UGH. THAT’S THE SOUND OF MOST PARENTS MAKING SCHOOL LUNCHES. But not Katie Morford. Katie heads up the popular blog, Mom’s Kitchen Handbook: Raising Fresh-Food Kids in a French-Fried World and just wrote a new book with a promising title, “Best Lunch Box Ever“. Brimming with fresh, creative ideas that look just as tasty as they do nutritious, the book will be a huge help to any parent who’s ever felt stumped for on-the-go inspiration. (Just check out this video about the book to see what I mean!)
That’s why we asked her to spill her secrets. How does she put together healthy meals that her kids are happy to eat — and do it day after day? You’ll find out right here.
1. You seem so cool and creative about a chore that most parents seem to really loathe. What’s your secret?
To be honest, creativity in school lunch is the only way I’ve found to keep things interesting…for me and for the kids. I wanted to share that with others, particularly because packing lunches seems to be the biggest gripe I hear from parents. Whenever I put a recipe or tips focused on school lunch up on my blog, people really respond. And being creative doesn’t mean spending a ton of time on lunches. It doesn’t require sandwiches that are cut into fancy shapes. It’s just about keeping some fresh ideas in your repertoire and trying to have a little fun in the process.
2. What are your top 2-3 can’t-miss, works-every-time, go-to lunch ideas for your kids?
I do a quick pizza on whole wheat lavash bread that I make in my toaster oven, usually in the morning while I’m pulling together breakfast. The lavash makes an amazing crispy pizza crust. With a few veggies on top, it’s quite wholesome.
I often make a big pot of beans to use in various dishes throughout the week. For lunches, I’ll mix black beans with cheese and salsa and pack that with diced avocado and chips on the side. The thermoses always comes home empty with that one.
I can put practically anything on a crusty baguette, even a whole grain one, and the kids really go for it.
3. When do you pack lunches, in the morning or the night before? Why?

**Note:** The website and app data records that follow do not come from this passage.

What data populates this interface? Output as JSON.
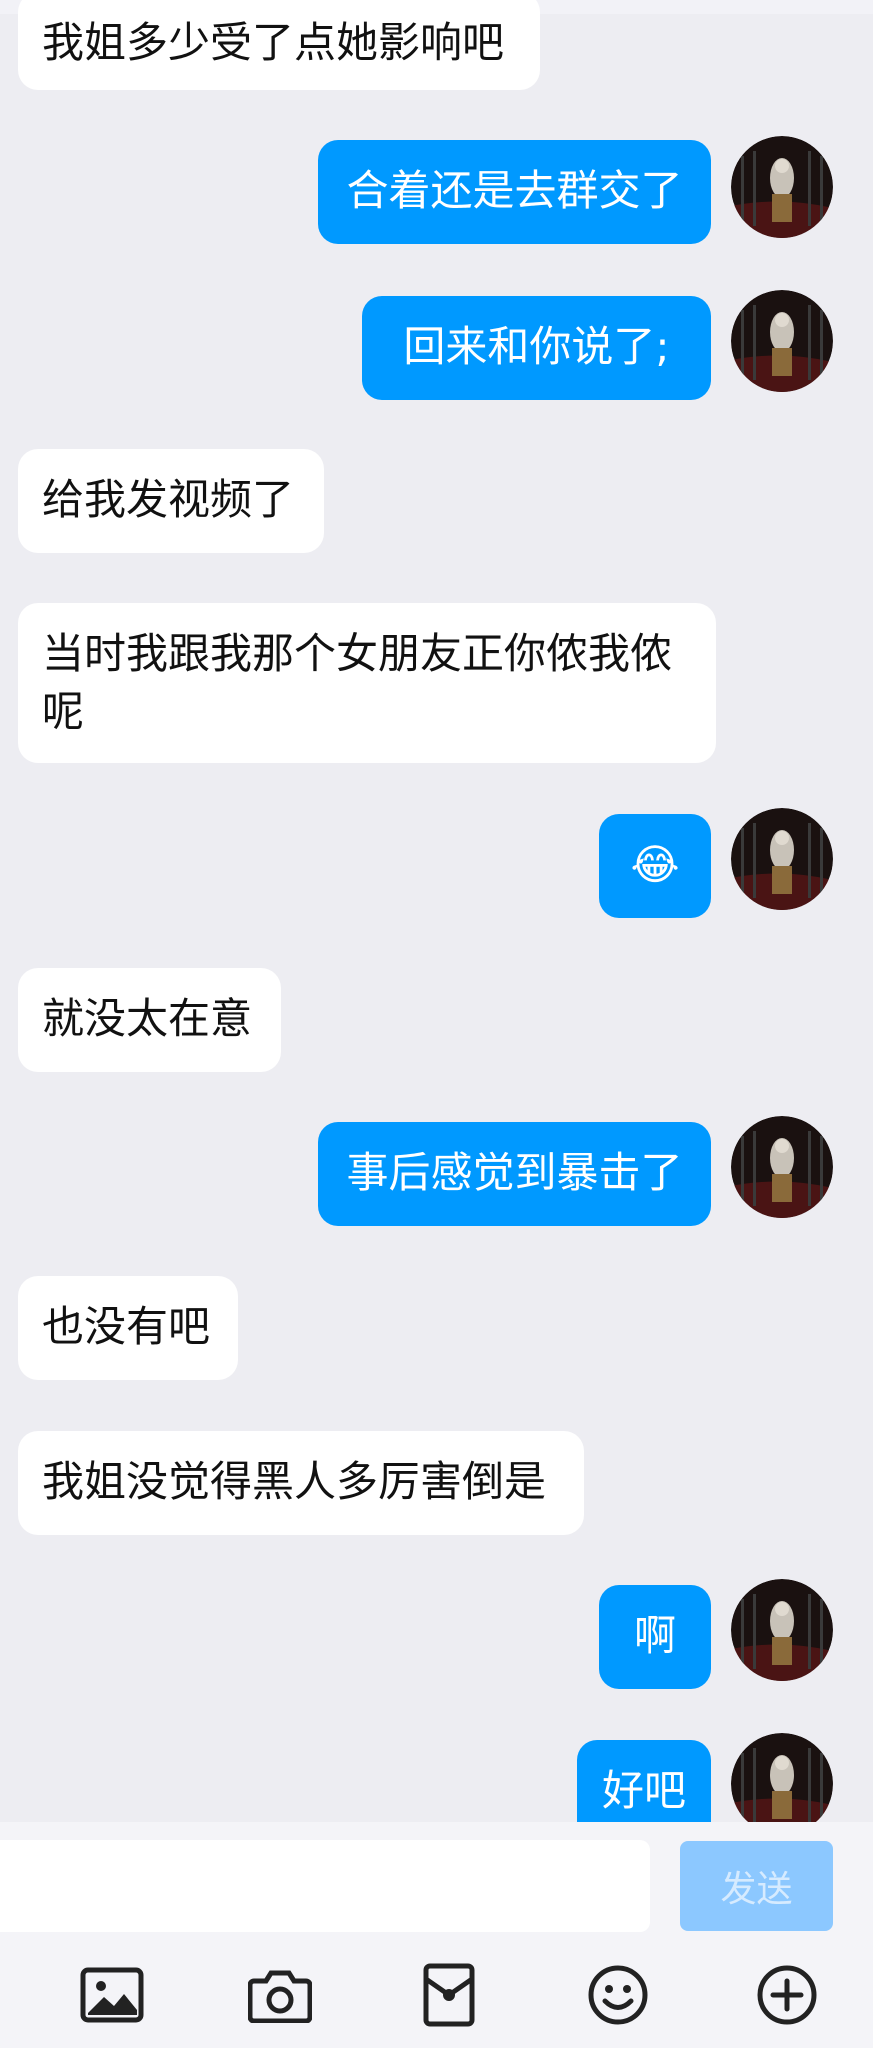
{
  "messages": [
    {
      "side": "left",
      "text": "我姐多少受了点她影响吧"
    },
    {
      "side": "right",
      "text": "合着还是去群交了"
    },
    {
      "side": "right",
      "text": "回来和你说了;"
    },
    {
      "side": "left",
      "text": "给我发视频了"
    },
    {
      "side": "left",
      "text": "当时我跟我那个女朋友正你侬我侬呢"
    },
    {
      "side": "right",
      "text": "😂"
    },
    {
      "side": "left",
      "text": "就没太在意"
    },
    {
      "side": "right",
      "text": "事后感觉到暴击了"
    },
    {
      "side": "left",
      "text": "也没有吧"
    },
    {
      "side": "left",
      "text": "我姐没觉得黑人多厉害倒是"
    },
    {
      "side": "right",
      "text": "啊"
    },
    {
      "side": "right",
      "text": "好吧"
    }
  ],
  "input": {
    "placeholder": "",
    "value": ""
  },
  "send_label": "发送",
  "toolbar": [
    {
      "icon": "image-icon"
    },
    {
      "icon": "camera-icon"
    },
    {
      "icon": "red-packet-icon"
    },
    {
      "icon": "emoji-icon"
    },
    {
      "icon": "plus-icon"
    }
  ],
  "colors": {
    "background": "#ededf2",
    "outgoing_bubble": "#0099ff",
    "incoming_bubble": "#ffffff",
    "send_button_disabled": "#8cc8ff"
  }
}
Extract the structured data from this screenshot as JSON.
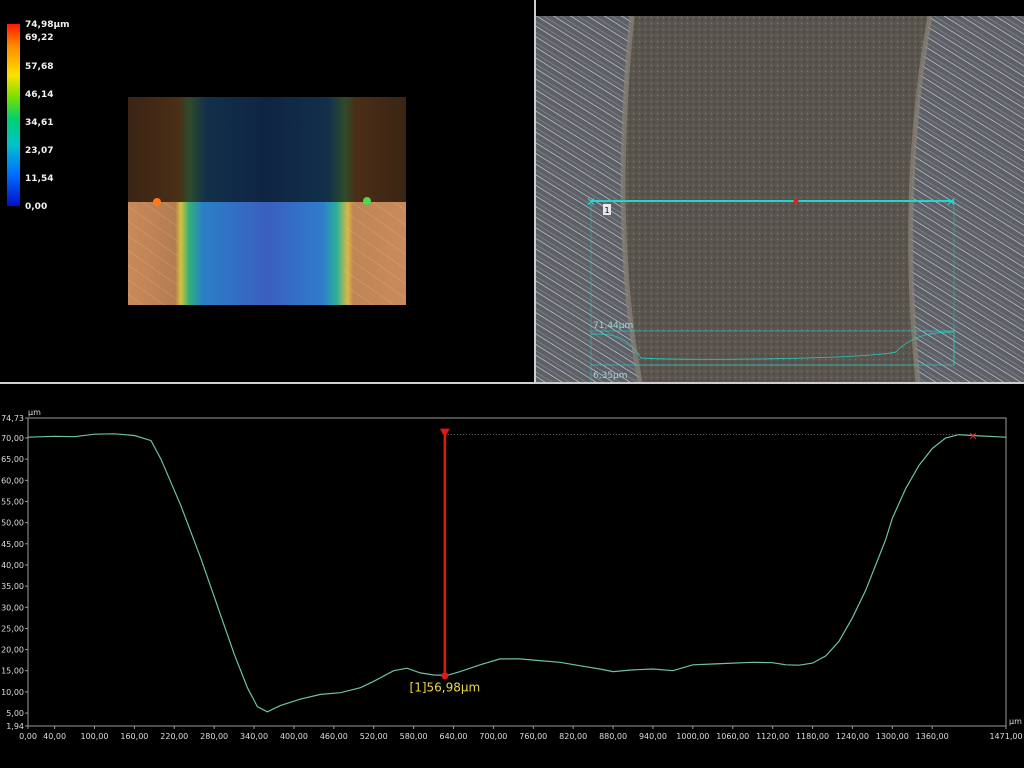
{
  "color_scale": {
    "labels": [
      "74,98µm",
      "69,22",
      "57,68",
      "46,14",
      "34,61",
      "23,07",
      "11,54",
      "0,00"
    ],
    "colors": [
      "#ff1a00",
      "#ff8a00",
      "#ffe000",
      "#7be000",
      "#00d070",
      "#00c4c8",
      "#0070ff",
      "#0010c8"
    ]
  },
  "optical_view": {
    "marker_label": "1",
    "height_label": "71,44µm",
    "depth_label": "6,35µm",
    "line_color": "#20d8d0"
  },
  "profile": {
    "unit_y": "µm",
    "unit_x": "µm",
    "measurement_label": "[1]56,98µm",
    "y_ticks": [
      "74,73",
      "70,00",
      "65,00",
      "60,00",
      "55,00",
      "50,00",
      "45,00",
      "40,00",
      "35,00",
      "30,00",
      "25,00",
      "20,00",
      "15,00",
      "10,00",
      "5,00",
      "1,94"
    ],
    "x_ticks": [
      "0,00",
      "40,00",
      "100,00",
      "160,00",
      "220,00",
      "280,00",
      "340,00",
      "400,00",
      "460,00",
      "520,00",
      "580,00",
      "640,00",
      "700,00",
      "760,00",
      "820,00",
      "880,00",
      "940,00",
      "1000,00",
      "1060,00",
      "1120,00",
      "1180,00",
      "1240,00",
      "1300,00",
      "1360,00",
      "1471,00"
    ]
  },
  "chart_data": {
    "type": "line",
    "title": "",
    "xlabel": "µm",
    "ylabel": "µm",
    "xlim": [
      0,
      1471
    ],
    "ylim": [
      1.94,
      74.73
    ],
    "series": [
      {
        "color": "#6fc1a6",
        "x": [
          0,
          40,
          70,
          100,
          130,
          160,
          185,
          200,
          230,
          260,
          290,
          310,
          330,
          345,
          360,
          380,
          410,
          440,
          470,
          500,
          520,
          550,
          570,
          590,
          610,
          630,
          650,
          680,
          710,
          740,
          770,
          800,
          830,
          860,
          880,
          910,
          940,
          970,
          1000,
          1030,
          1060,
          1090,
          1120,
          1140,
          1160,
          1180,
          1200,
          1220,
          1240,
          1260,
          1275,
          1290,
          1300,
          1320,
          1340,
          1360,
          1380,
          1400,
          1420,
          1471
        ],
        "y": [
          70.2,
          70.4,
          70.3,
          70.9,
          71.0,
          70.6,
          69.4,
          65.0,
          54.0,
          41.5,
          28.0,
          19.0,
          11.0,
          6.5,
          5.3,
          6.8,
          8.3,
          9.4,
          9.8,
          11.0,
          12.5,
          15.0,
          15.6,
          14.5,
          14.0,
          13.9,
          14.8,
          16.4,
          17.8,
          17.8,
          17.4,
          17.0,
          16.2,
          15.4,
          14.8,
          15.2,
          15.4,
          15.0,
          16.4,
          16.6,
          16.8,
          17.0,
          16.9,
          16.4,
          16.3,
          16.8,
          18.5,
          22.0,
          27.5,
          34.0,
          40.0,
          46.0,
          51.0,
          58.0,
          63.5,
          67.5,
          70.0,
          70.8,
          70.6,
          70.2
        ]
      }
    ],
    "annotations": [
      {
        "label": "[1]56,98µm",
        "x": 627,
        "y_top": 70.8,
        "y_bottom": 13.82
      }
    ],
    "grid": false
  }
}
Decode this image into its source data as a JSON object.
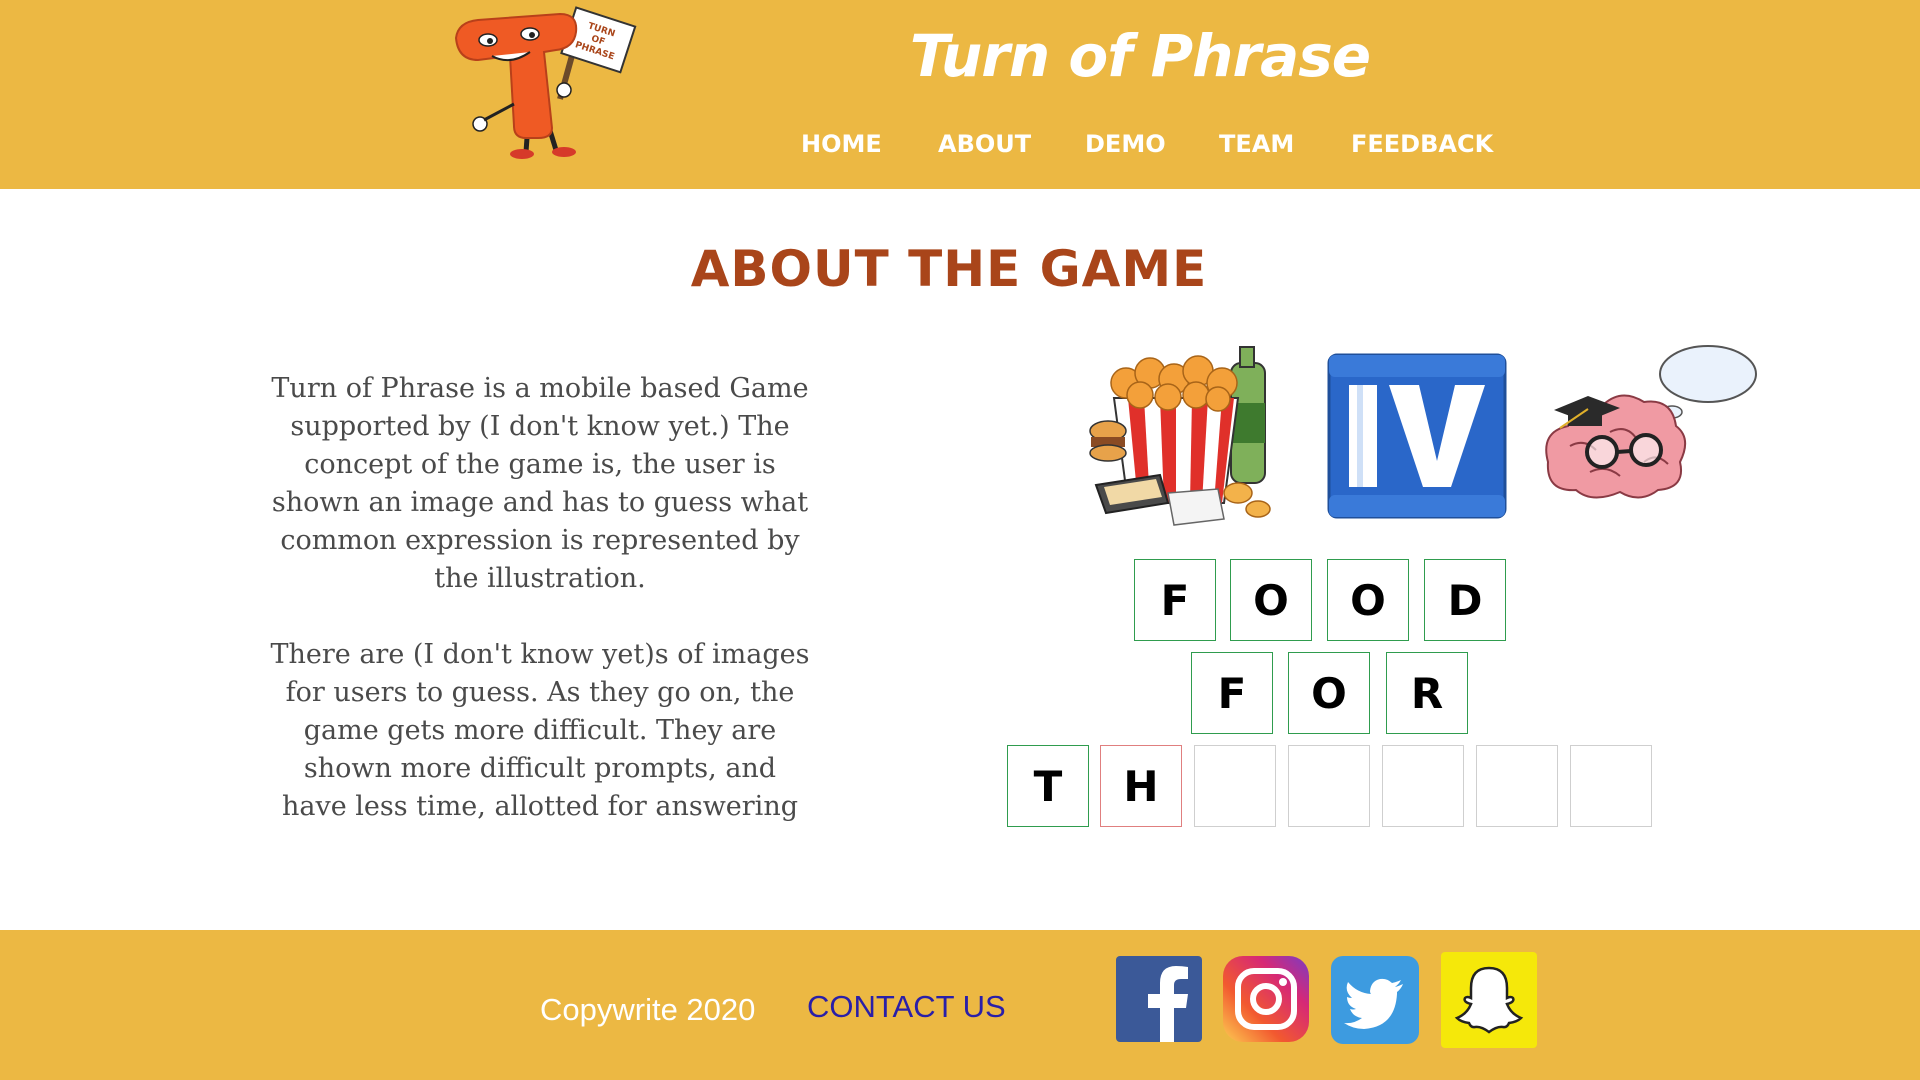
{
  "header": {
    "title": "Turn of Phrase",
    "logo_sign_text": [
      "TURN",
      "OF",
      "PHRASE"
    ],
    "nav": [
      {
        "label": "HOME"
      },
      {
        "label": "ABOUT"
      },
      {
        "label": "DEMO"
      },
      {
        "label": "TEAM"
      },
      {
        "label": "FEEDBACK"
      }
    ]
  },
  "main": {
    "heading": "ABOUT THE GAME",
    "paragraphs": [
      "Turn of Phrase is a mobile based Game supported by (I don't know yet.) The concept of the game is, the user is shown an image and has to guess what common expression is represented by the illustration.",
      "There are (I don't know yet)s of images for users to guess. As they go on, the game gets more difficult. They are shown more difficult prompts, and have less time, allotted for answering"
    ],
    "puzzle_icons": [
      "food-bucket-icon",
      "roman-numeral-four-icon",
      "thinking-brain-icon"
    ],
    "answer_rows": [
      [
        "F",
        "O",
        "O",
        "D"
      ],
      [
        "F",
        "O",
        "R"
      ],
      [
        "T",
        "H",
        "",
        "",
        "",
        "",
        ""
      ]
    ],
    "tile_states": [
      [
        "correct",
        "correct",
        "correct",
        "correct"
      ],
      [
        "correct",
        "correct",
        "correct"
      ],
      [
        "correct",
        "wrong",
        "empty",
        "empty",
        "empty",
        "empty",
        "empty"
      ]
    ]
  },
  "footer": {
    "copyright": "Copywrite 2020",
    "contact": "CONTACT US",
    "social": [
      "facebook-icon",
      "instagram-icon",
      "twitter-icon",
      "snapchat-icon"
    ]
  },
  "colors": {
    "header_bg": "#ecb843",
    "heading": "#a9451a",
    "tile_correct": "#2f9c4e",
    "tile_wrong": "#e07f7f",
    "contact_link": "#2a1fa8"
  }
}
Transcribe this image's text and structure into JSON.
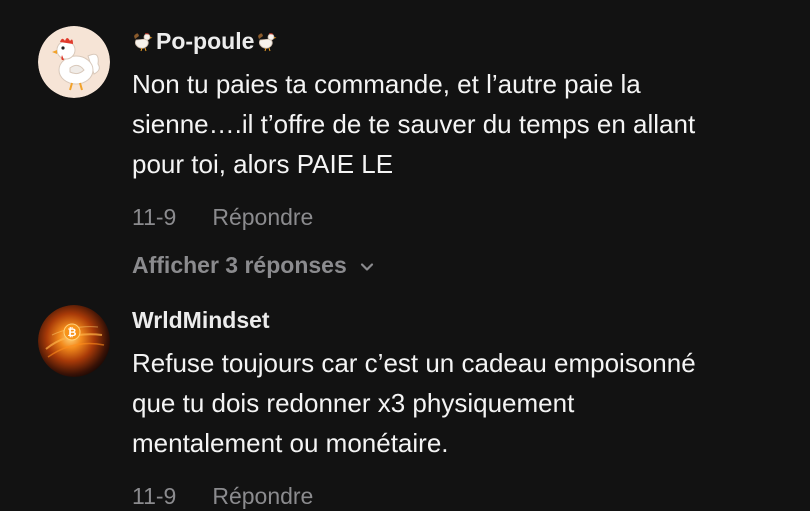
{
  "comments": [
    {
      "username": "Po-poule",
      "text": "Non tu paies ta commande, et l’autre paie la\nsienne….il t’offre de te sauver du temps en allant\npour toi, alors PAIE LE",
      "date": "11-9",
      "reply_label": "Répondre",
      "show_replies_label": "Afficher 3 réponses",
      "avatar_icon": "rooster-avatar-icon",
      "name_icons": [
        "rooster-emoji-icon",
        "rooster-emoji-icon"
      ]
    },
    {
      "username": "WrldMindset",
      "text": "Refuse toujours car c’est un cadeau empoisonné\nque tu dois redonner x3 physiquement\nmentalement ou monétaire.",
      "date": "11-9",
      "reply_label": "Répondre",
      "avatar_icon": "bitcoin-avatar-icon"
    }
  ],
  "colors": {
    "background": "#121212",
    "primary_text": "#f4f4f4",
    "secondary_text": "#8b8b8e"
  }
}
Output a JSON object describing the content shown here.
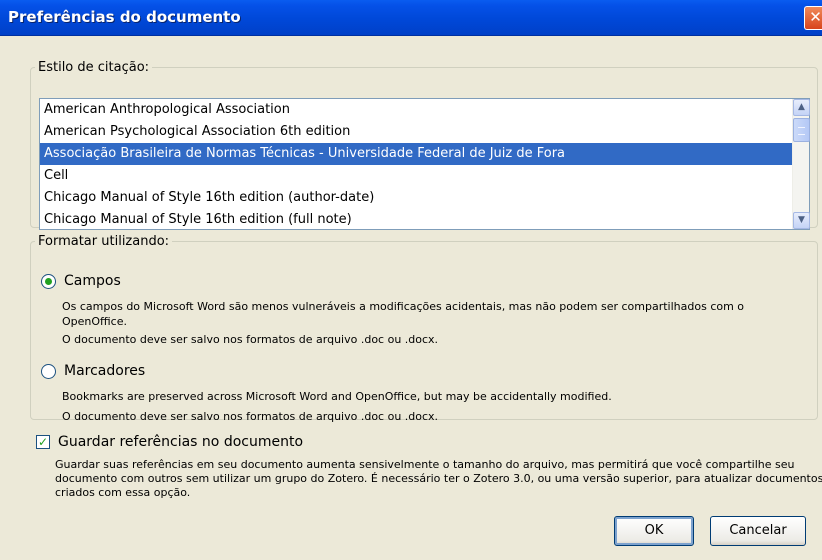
{
  "window": {
    "title": "Preferências do documento",
    "close_label": "✕"
  },
  "citation_style": {
    "legend": "Estilo de citação:",
    "items": [
      {
        "label": "American Anthropological Association",
        "selected": false
      },
      {
        "label": "American Psychological Association 6th edition",
        "selected": false
      },
      {
        "label": "Associação Brasileira de Normas Técnicas - Universidade Federal de Juiz de Fora",
        "selected": true
      },
      {
        "label": "Cell",
        "selected": false
      },
      {
        "label": "Chicago Manual of Style 16th edition (author-date)",
        "selected": false
      },
      {
        "label": "Chicago Manual of Style 16th edition (full note)",
        "selected": false
      }
    ]
  },
  "format": {
    "legend": "Formatar utilizando:",
    "fields_label": "Campos",
    "fields_checked": true,
    "fields_desc1": "Os campos do Microsoft Word são menos vulneráveis a modificações acidentais, mas não podem ser compartilhados com o OpenOffice.",
    "fields_desc2": "O documento deve ser salvo nos formatos de arquivo .doc ou .docx.",
    "bookmarks_label": "Marcadores",
    "bookmarks_checked": false,
    "bookmarks_desc1": "Bookmarks are preserved across Microsoft Word and OpenOffice, but may be accidentally modified.",
    "bookmarks_desc2": "O documento deve ser salvo nos formatos de arquivo .doc ou .docx."
  },
  "store_refs": {
    "label": "Guardar referências no documento",
    "checked": true,
    "desc": "Guardar suas referências em seu documento aumenta sensivelmente o tamanho do arquivo, mas permitirá que você compartilhe seu documento com outros sem utilizar um grupo do Zotero. É necessário ter o Zotero 3.0, ou uma versão superior, para atualizar documentos criados com essa opção."
  },
  "buttons": {
    "ok": "OK",
    "cancel": "Cancelar"
  },
  "colors": {
    "titlebar": "#0048d8",
    "selection": "#316ac5",
    "dialog_bg": "#ece9d8",
    "radio_check": "#21a121"
  }
}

It depends on what I’m packing. I usually do some of the work in advance. For example, I fill containers with veggies and keep them in the fridge, or package up trail mix or other crunchy snacks. I prefer to make sandwiches in the morning, but I’ll have everything ready to go so I can pull it all together quickly. I think leftovers are the secret weapon of the school lunch so when I’m putting food away from dinner, I’ll often portion some into containers for lunch.
4. Packing lunches every day sounds like a lot of work (mine aren’t old enough for this yet). What are your best time-saving tips for tackling a week’s worth of lunches?
- Have your pantry and fridge stocked with lunch box-friendly foods to draw from: plenty of fruit and veggies, nut or seed butters, yogurt, eggs, a couple of bread options, cheeses, sliced turkey, a couple of wholesome snacks. My book gives a lot of ideas along these lines.
- Do some advanced prep before the week begins. For example, hard boil a few eggs, which are great for lunches. Make a big pot of applesauce, which are terrific portioned into little containers. Cut up raw vegetables or wash salad greens. I often will to do a little weekend baking with the kids where we’ll make something fun for lunches like a batch of granola bars or a healthy snack mix.
- Teach your kids to pitch in. Often, we’ll divvy up the tasks where the kids will help with the sides and I’ll do the mains or vice verse. It makes less work for me and they are more vested in eating their lunches since they were involved in making them.
- Plan for leftovers. Cook more at dinner than you’ll need so that you have enough to fill lunch boxes the next day.
5. Do your kids eat everything you pack? Have you ever packed something that was totally rejected, traded or thrown away?
I’m a big believer in experimenting because you never know until you try. Occasionally I’ll put something in there and the kids come home and tell me I went a little overboard. I sent warm sweet potatoes in thermoses once and they weren’t too keen on that, even though they normally like them. But sometimes the experimentation works. The kids now like radishes, and that is something that started in school lunches.
6. Do your kids like having a home-packed lunch better than buying at school? Any complaints and if so, how do you handle it going forward?
I think generally my kids appreciate their lunches and know that I make them healthy because I care about them. But they’re still kids and sometimes envy a classmate who has the packaged cookies or neon cheese puffs or colored juice drink. They buy lunch at school once a week and seem to think that’s about right.